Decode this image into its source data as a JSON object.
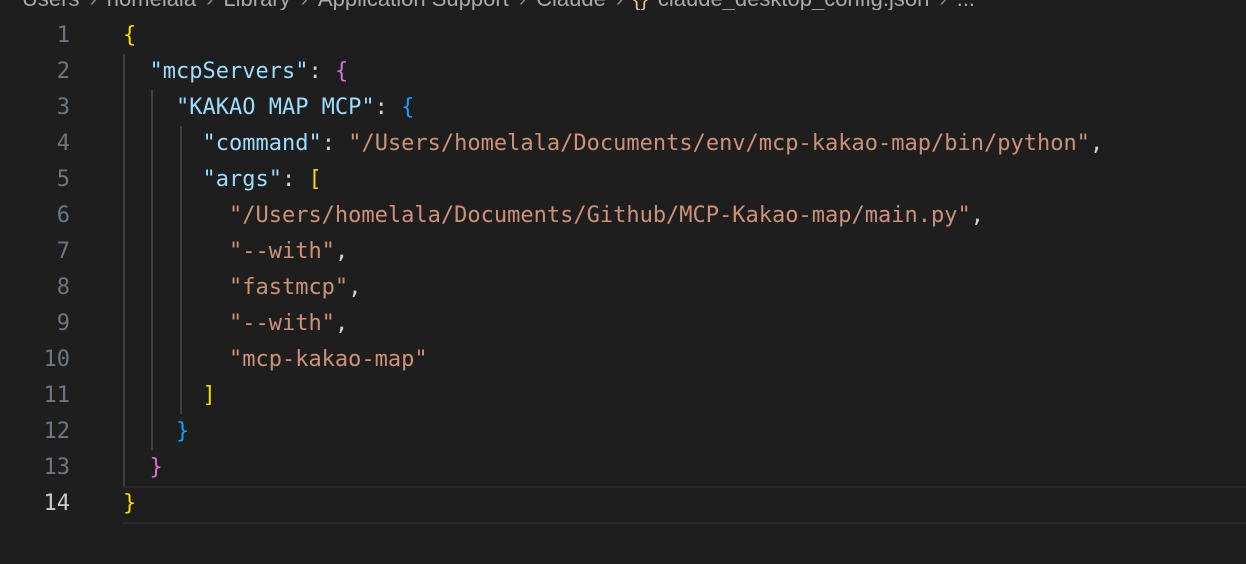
{
  "breadcrumb": {
    "items": [
      "Users",
      "homelala",
      "Library",
      "Application Support",
      "Claude"
    ],
    "file_icon": "{}",
    "file": "claude_desktop_config.json",
    "more": "..."
  },
  "editor": {
    "current_line": 14,
    "lines": [
      {
        "number": "1",
        "tokens": [
          {
            "text": "{",
            "type": "b1"
          }
        ]
      },
      {
        "number": "2",
        "tokens": [
          {
            "text": "  "
          },
          {
            "text": "\"mcpServers\"",
            "type": "key"
          },
          {
            "text": ": ",
            "type": "punc"
          },
          {
            "text": "{",
            "type": "b2"
          }
        ]
      },
      {
        "number": "3",
        "tokens": [
          {
            "text": "    "
          },
          {
            "text": "\"KAKAO MAP MCP\"",
            "type": "key"
          },
          {
            "text": ": ",
            "type": "punc"
          },
          {
            "text": "{",
            "type": "b3"
          }
        ]
      },
      {
        "number": "4",
        "tokens": [
          {
            "text": "      "
          },
          {
            "text": "\"command\"",
            "type": "key"
          },
          {
            "text": ": ",
            "type": "punc"
          },
          {
            "text": "\"/Users/homelala/Documents/env/mcp-kakao-map/bin/python\"",
            "type": "str"
          },
          {
            "text": ",",
            "type": "punc"
          }
        ]
      },
      {
        "number": "5",
        "tokens": [
          {
            "text": "      "
          },
          {
            "text": "\"args\"",
            "type": "key"
          },
          {
            "text": ": ",
            "type": "punc"
          },
          {
            "text": "[",
            "type": "b1"
          }
        ]
      },
      {
        "number": "6",
        "tokens": [
          {
            "text": "        "
          },
          {
            "text": "\"/Users/homelala/Documents/Github/MCP-Kakao-map/main.py\"",
            "type": "str"
          },
          {
            "text": ",",
            "type": "punc"
          }
        ]
      },
      {
        "number": "7",
        "tokens": [
          {
            "text": "        "
          },
          {
            "text": "\"--with\"",
            "type": "str"
          },
          {
            "text": ",",
            "type": "punc"
          }
        ]
      },
      {
        "number": "8",
        "tokens": [
          {
            "text": "        "
          },
          {
            "text": "\"fastmcp\"",
            "type": "str"
          },
          {
            "text": ",",
            "type": "punc"
          }
        ]
      },
      {
        "number": "9",
        "tokens": [
          {
            "text": "        "
          },
          {
            "text": "\"--with\"",
            "type": "str"
          },
          {
            "text": ",",
            "type": "punc"
          }
        ]
      },
      {
        "number": "10",
        "tokens": [
          {
            "text": "        "
          },
          {
            "text": "\"mcp-kakao-map\"",
            "type": "str"
          }
        ]
      },
      {
        "number": "11",
        "tokens": [
          {
            "text": "      "
          },
          {
            "text": "]",
            "type": "b1"
          }
        ]
      },
      {
        "number": "12",
        "tokens": [
          {
            "text": "    "
          },
          {
            "text": "}",
            "type": "b3"
          }
        ]
      },
      {
        "number": "13",
        "tokens": [
          {
            "text": "  "
          },
          {
            "text": "}",
            "type": "b2"
          }
        ]
      },
      {
        "number": "14",
        "tokens": [
          {
            "text": "}",
            "type": "b1"
          }
        ]
      }
    ]
  },
  "colors": {
    "background": "#1e1e1e",
    "key": "#9cdcfe",
    "string": "#ce9178",
    "bracket_gold": "#ffd700",
    "bracket_orchid": "#da70d6",
    "bracket_blue": "#179fff",
    "line_number": "#6e7681"
  }
}
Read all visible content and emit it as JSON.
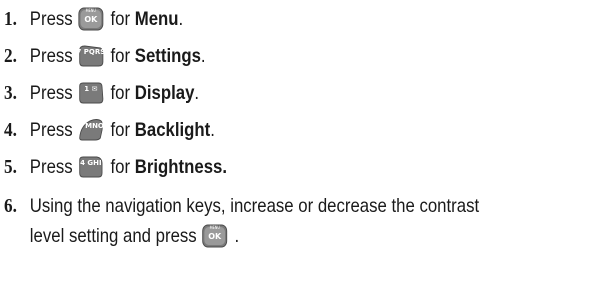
{
  "steps": [
    {
      "number": "1.",
      "prefix": "Press",
      "key": {
        "icon": "menu-ok-key",
        "label": "OK",
        "sub": "MENU"
      },
      "suffix": "for",
      "bold": "Menu",
      "end": "."
    },
    {
      "number": "2.",
      "prefix": "Press",
      "key": {
        "icon": "key-7-pqrs",
        "label": "7 PQRS"
      },
      "suffix": "for",
      "bold": "Settings",
      "end": "."
    },
    {
      "number": "3.",
      "prefix": "Press",
      "key": {
        "icon": "key-1-voicemail",
        "label": "1 ✉"
      },
      "suffix": "for",
      "bold": "Display",
      "end": "."
    },
    {
      "number": "4.",
      "prefix": "Press",
      "key": {
        "icon": "key-6-mno",
        "label": "6 MNO"
      },
      "suffix": "for",
      "bold": "Backlight",
      "end": "."
    },
    {
      "number": "5.",
      "prefix": "Press",
      "key": {
        "icon": "key-4-ghi",
        "label": "4 GHI"
      },
      "suffix": "for",
      "bold": "Brightness.",
      "end": ""
    }
  ],
  "step6": {
    "number": "6.",
    "line1": "Using the navigation keys, increase or decrease the contrast",
    "line2": "level setting and press",
    "key": {
      "icon": "menu-ok-key",
      "label": "OK",
      "sub": "MENU"
    },
    "end": "."
  }
}
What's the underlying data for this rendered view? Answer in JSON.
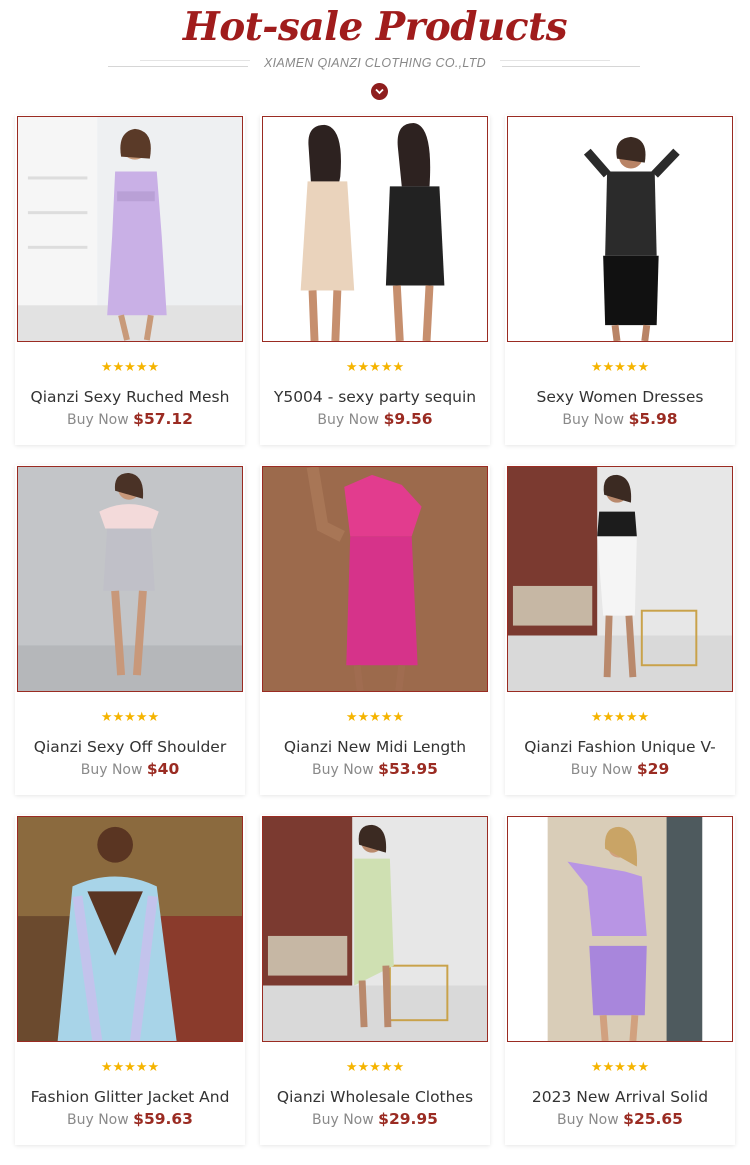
{
  "header": {
    "title": "Hot-sale Products",
    "subtitle": "XIAMEN QIANZI CLOTHING CO.,LTD",
    "scroll_icon": "chevron-down-icon"
  },
  "colors": {
    "accent": "#a01c1c",
    "price": "#9a2b22",
    "star": "#f5b400"
  },
  "products": [
    {
      "name": "Qianzi Sexy Ruched Mesh",
      "buy_label": "Buy Now",
      "price": "$57.12",
      "rating": 5,
      "stars": "★★★★★"
    },
    {
      "name": "Y5004 - sexy party sequin",
      "buy_label": "Buy Now",
      "price": "$9.56",
      "rating": 5,
      "stars": "★★★★★"
    },
    {
      "name": "Sexy Women Dresses",
      "buy_label": "Buy Now",
      "price": "$5.98",
      "rating": 5,
      "stars": "★★★★★"
    },
    {
      "name": "Qianzi Sexy Off Shoulder",
      "buy_label": "Buy Now",
      "price": "$40",
      "rating": 5,
      "stars": "★★★★★"
    },
    {
      "name": "Qianzi New Midi Length",
      "buy_label": "Buy Now",
      "price": "$53.95",
      "rating": 5,
      "stars": "★★★★★"
    },
    {
      "name": "Qianzi Fashion Unique V-",
      "buy_label": "Buy Now",
      "price": "$29",
      "rating": 5,
      "stars": "★★★★★"
    },
    {
      "name": "Fashion Glitter Jacket And",
      "buy_label": "Buy Now",
      "price": "$59.63",
      "rating": 5,
      "stars": "★★★★★"
    },
    {
      "name": "Qianzi Wholesale Clothes",
      "buy_label": "Buy Now",
      "price": "$29.95",
      "rating": 5,
      "stars": "★★★★★"
    },
    {
      "name": "2023 New Arrival Solid",
      "buy_label": "Buy Now",
      "price": "$25.65",
      "rating": 5,
      "stars": "★★★★★"
    }
  ]
}
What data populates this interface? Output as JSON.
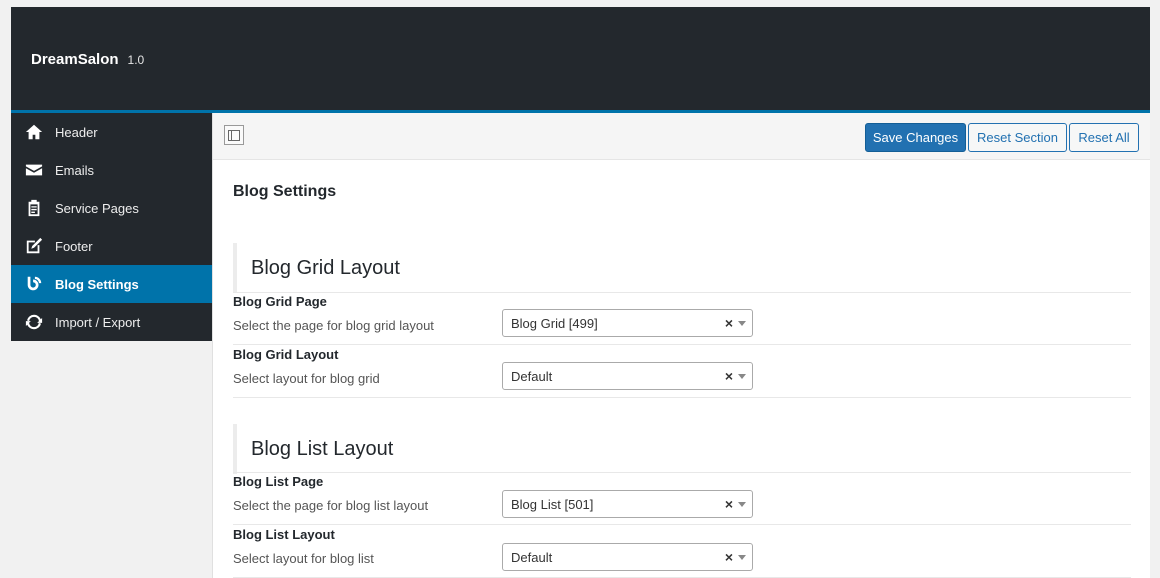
{
  "app": {
    "name": "DreamSalon",
    "version": "1.0"
  },
  "sidebar": {
    "items": [
      {
        "label": "Header",
        "icon": "home-icon"
      },
      {
        "label": "Emails",
        "icon": "envelope-icon"
      },
      {
        "label": "Service Pages",
        "icon": "clipboard-icon"
      },
      {
        "label": "Footer",
        "icon": "edit-icon"
      },
      {
        "label": "Blog Settings",
        "icon": "blog-feed-icon",
        "active": true
      },
      {
        "label": "Import / Export",
        "icon": "refresh-icon"
      }
    ]
  },
  "toolbar": {
    "save_label": "Save Changes",
    "reset_section_label": "Reset Section",
    "reset_all_label": "Reset All"
  },
  "page": {
    "title": "Blog Settings"
  },
  "sections": [
    {
      "title": "Blog Grid Layout",
      "fields": [
        {
          "label": "Blog Grid Page",
          "desc": "Select the page for blog grid layout",
          "value": "Blog Grid [499]"
        },
        {
          "label": "Blog Grid Layout",
          "desc": "Select layout for blog grid",
          "value": "Default"
        }
      ]
    },
    {
      "title": "Blog List Layout",
      "fields": [
        {
          "label": "Blog List Page",
          "desc": "Select the page for blog list layout",
          "value": "Blog List [501]"
        },
        {
          "label": "Blog List Layout",
          "desc": "Select layout for blog list",
          "value": "Default"
        }
      ]
    }
  ],
  "colors": {
    "topbar": "#23282d",
    "accent": "#0073aa",
    "primary_button": "#2271b1"
  }
}
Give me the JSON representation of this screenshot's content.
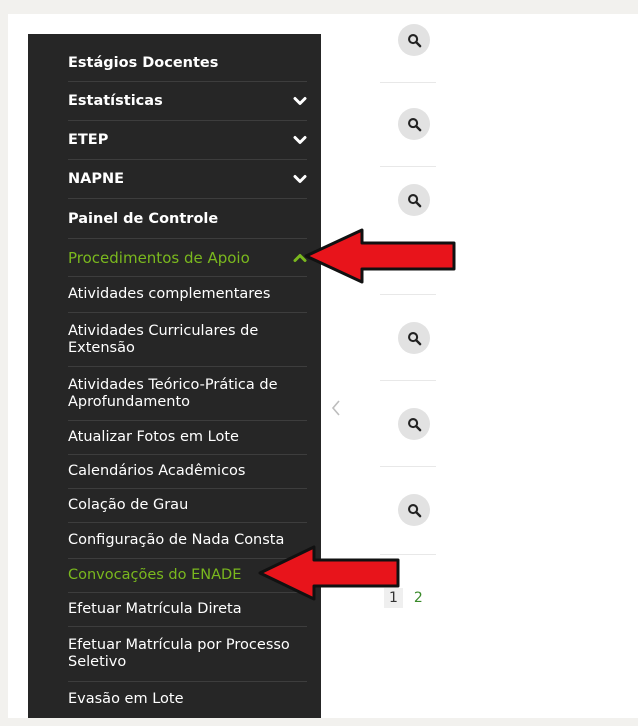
{
  "sidebar": {
    "items": [
      {
        "label": "Estágios Docentes",
        "type": "parent",
        "chevron": null
      },
      {
        "label": "Estatísticas",
        "type": "parent",
        "chevron": "down"
      },
      {
        "label": "ETEP",
        "type": "parent",
        "chevron": "down"
      },
      {
        "label": "NAPNE",
        "type": "parent",
        "chevron": "down"
      },
      {
        "label": "Painel de Controle",
        "type": "parent",
        "chevron": null
      },
      {
        "label": "Procedimentos de Apoio",
        "type": "parent-active",
        "chevron": "up"
      },
      {
        "label": "Atividades complementares",
        "type": "sub"
      },
      {
        "label": "Atividades Curriculares de Extensão",
        "type": "sub"
      },
      {
        "label": "Atividades Teórico-Prática de Aprofundamento",
        "type": "sub"
      },
      {
        "label": "Atualizar Fotos em Lote",
        "type": "sub"
      },
      {
        "label": "Calendários Acadêmicos",
        "type": "sub"
      },
      {
        "label": "Colação de Grau",
        "type": "sub"
      },
      {
        "label": "Configuração de Nada Consta",
        "type": "sub"
      },
      {
        "label": "Convocações do ENADE",
        "type": "sub-active"
      },
      {
        "label": "Efetuar Matrícula Direta",
        "type": "sub"
      },
      {
        "label": "Efetuar Matrícula por Processo Seletivo",
        "type": "sub"
      },
      {
        "label": "Evasão em Lote",
        "type": "sub"
      }
    ]
  },
  "pagination": {
    "pages": [
      "1",
      "2"
    ],
    "current": "1"
  },
  "colors": {
    "sidebar_bg": "#262626",
    "active_green": "#7ab81e",
    "arrow_red": "#e8141b"
  },
  "icons": {
    "row_action": "search-icon",
    "sidebar_toggle": "chevron-left-icon"
  }
}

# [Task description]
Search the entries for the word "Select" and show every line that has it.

# [Result of this task]
          "desc": "Select the page for blog grid layout",
          "desc": "Select layout for blog grid",
          "desc": "Select the page for blog list layout",
          "desc": "Select layout for blog list",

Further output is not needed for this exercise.